The Iron LeonardsDec 25th, 2008 | By Leonard Legends & Legacies | Category: Featured Articles, Questions & Ancestors
I really, really wanted to tell you about a wonderful old map of Leonard locations in the colonial town of Bridgewater, Mass., but I seem to have misplaced my copy and have to order another… as soon as I find out what it was called. How’s that for a back-door introduction to colonial confusion?Most of us are clear on the difference between the “Mayflower Leonards” and the “Iron Leonards,” but I still get questions and I need a point of reference, so here’s the skinny… There are two fairly distinct, albeit easily confused, Leonard lines in this country. Both lines arrived within a decade or two of the Pilgrims.
This Web site, as most of you know, focuses on the family commonly known as “The Mayflower Leonards.” That line starts with Solomon Leonard, who arrived in Plymouth Colony around 1629-30 and married the granddaughter of Mayflower passenger James Chilton. The “Iron Leonards” are actually better documented, in some ways, beginning with brothers James and Henry Leonard, who may have arrived in what would eventually become Providence, Rhode Island, as early as 1645.
Now, to make matters a little more confusing, the two families may actually be related, as they came here from two English/Welsh towns less than thirty miles apart. Solomon is said to have been born in environs of the town of Bristol in Monmouthshire, England. James and Henry, on the other hand, are said to have been born in or near Pontypool, Wales, just a stone’s throw across the Bristol Channel. We’ll leave the relationship discussion for another day.
To find Solomon, one must dig and scratch and rustle about in musty old colonial books and records. To find James and Henry, one need only drive to the present-day city of Taunton, Massachusetts. Their names are emblazoned on streets and buildings and historical monuments as far as the eye can see. One of their homes, built in 1682, is still standing. The “Iron Leonards,” you see, got very rich establishing America’s first iron smelting plants in New England. Not that I’m bitter or anything.
I try not to get distracted by my wealthier cousins, given the hundreds yet to investigate on this side of the family… but I have to admit there are some fascinating stories on that side. The Iron Leonards, it seems, found a particularly iron-rich strip of land that belonged to an Indian tribe headed by a chief oddly named “King Phillip.”

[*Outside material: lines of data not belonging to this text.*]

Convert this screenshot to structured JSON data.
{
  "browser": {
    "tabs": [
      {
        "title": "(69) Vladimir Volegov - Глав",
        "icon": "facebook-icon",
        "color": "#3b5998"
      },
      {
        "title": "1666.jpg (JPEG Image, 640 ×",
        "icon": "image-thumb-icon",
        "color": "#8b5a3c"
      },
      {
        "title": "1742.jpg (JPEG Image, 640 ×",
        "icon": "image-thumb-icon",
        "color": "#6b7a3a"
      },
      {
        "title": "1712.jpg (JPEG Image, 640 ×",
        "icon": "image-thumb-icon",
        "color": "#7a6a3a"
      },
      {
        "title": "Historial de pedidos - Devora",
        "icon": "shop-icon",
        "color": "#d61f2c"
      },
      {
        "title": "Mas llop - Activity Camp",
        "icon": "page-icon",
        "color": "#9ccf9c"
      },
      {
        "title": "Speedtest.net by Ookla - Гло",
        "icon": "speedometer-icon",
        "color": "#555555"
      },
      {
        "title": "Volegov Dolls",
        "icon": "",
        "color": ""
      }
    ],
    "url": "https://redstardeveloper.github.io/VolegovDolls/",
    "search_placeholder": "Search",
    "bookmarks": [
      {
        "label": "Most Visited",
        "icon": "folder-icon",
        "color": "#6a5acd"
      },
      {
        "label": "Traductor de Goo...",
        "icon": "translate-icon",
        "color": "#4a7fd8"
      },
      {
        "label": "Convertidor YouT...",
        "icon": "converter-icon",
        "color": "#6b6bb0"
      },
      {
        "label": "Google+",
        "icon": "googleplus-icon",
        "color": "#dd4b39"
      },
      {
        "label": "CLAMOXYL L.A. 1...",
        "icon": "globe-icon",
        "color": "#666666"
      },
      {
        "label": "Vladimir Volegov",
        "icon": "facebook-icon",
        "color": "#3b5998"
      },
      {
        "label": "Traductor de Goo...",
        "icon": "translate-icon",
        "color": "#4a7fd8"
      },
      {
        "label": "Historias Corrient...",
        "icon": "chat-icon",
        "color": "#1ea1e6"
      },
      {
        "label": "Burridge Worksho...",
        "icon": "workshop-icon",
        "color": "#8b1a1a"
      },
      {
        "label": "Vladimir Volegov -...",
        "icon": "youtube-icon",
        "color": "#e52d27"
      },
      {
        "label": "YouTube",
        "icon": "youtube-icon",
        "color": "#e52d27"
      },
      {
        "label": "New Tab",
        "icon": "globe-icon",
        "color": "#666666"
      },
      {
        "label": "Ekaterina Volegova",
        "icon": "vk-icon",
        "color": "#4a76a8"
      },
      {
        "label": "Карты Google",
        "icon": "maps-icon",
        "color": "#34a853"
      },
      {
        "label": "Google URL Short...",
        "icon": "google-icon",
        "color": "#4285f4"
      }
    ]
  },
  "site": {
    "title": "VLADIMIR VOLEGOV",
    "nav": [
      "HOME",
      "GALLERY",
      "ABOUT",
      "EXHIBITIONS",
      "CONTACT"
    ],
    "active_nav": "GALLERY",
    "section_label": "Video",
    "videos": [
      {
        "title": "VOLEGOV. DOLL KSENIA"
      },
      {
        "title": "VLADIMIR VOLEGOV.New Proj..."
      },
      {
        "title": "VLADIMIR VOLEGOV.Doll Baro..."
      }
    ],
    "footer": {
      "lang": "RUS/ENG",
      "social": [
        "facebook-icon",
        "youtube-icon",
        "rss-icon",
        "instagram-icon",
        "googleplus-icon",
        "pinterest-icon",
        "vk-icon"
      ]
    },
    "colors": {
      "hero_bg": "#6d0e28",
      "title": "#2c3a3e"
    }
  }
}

King Phillip willingly granted the land to the Leonards and got along handsomely with them right up to and through what became known as “King Phillips War.” Do a Google search and you’ll find it quite easily. King Phillip specifically forbid his warriors from doing any harm to the Leonards, even as they readily slaughtered other whites in the neighborhood. In the end, however, King Phillip was killed and there’s one story that contends his head found a home in the Leonard basement until a proper burial could be arranged.
Did I mention that Bridgewater and Taunton, Massachusetts are less than ten miles apart? No? Well, they are, and you just know the Leonards would have to make things even more complicated by intermarrying, right? Yup. Levi Leonard, great-great-grandson of James Leonard, married Anna Leonard, great-granddaughter of Solomon Leonard. There were also a couple of near-misses, like Benjamin Leonard, grandson of Solomon, marrying Hannah Phillips, whose sister married a great-grandson of James Leonard.
It’s quite likely there are more intermarriages to be discovered… beyond, I mean, the obvious brother marrying his brother’s widow and vice versa. We’ll save those ramblings for another day, too. In the meantime, if you’re still wondering why some members of your immediate family may be just a leetle, uh, unusual… blame it on the Iron Leonards.
For those interested in pursuing the Iron Leonards further, I would refer you to William reed Deane’s A genealogical memoir of the Leonard family : containing a full account of the first three generations of the family of James Leonard or Stephen Banks Leonard of Owego, Tioga County, New York, 1909, both available online courtesy of the Allen County Public Library in Fort Wayne, Indiana. James Leonard’s family tree, compiled during a Leonard family reunion in 1901, is online here.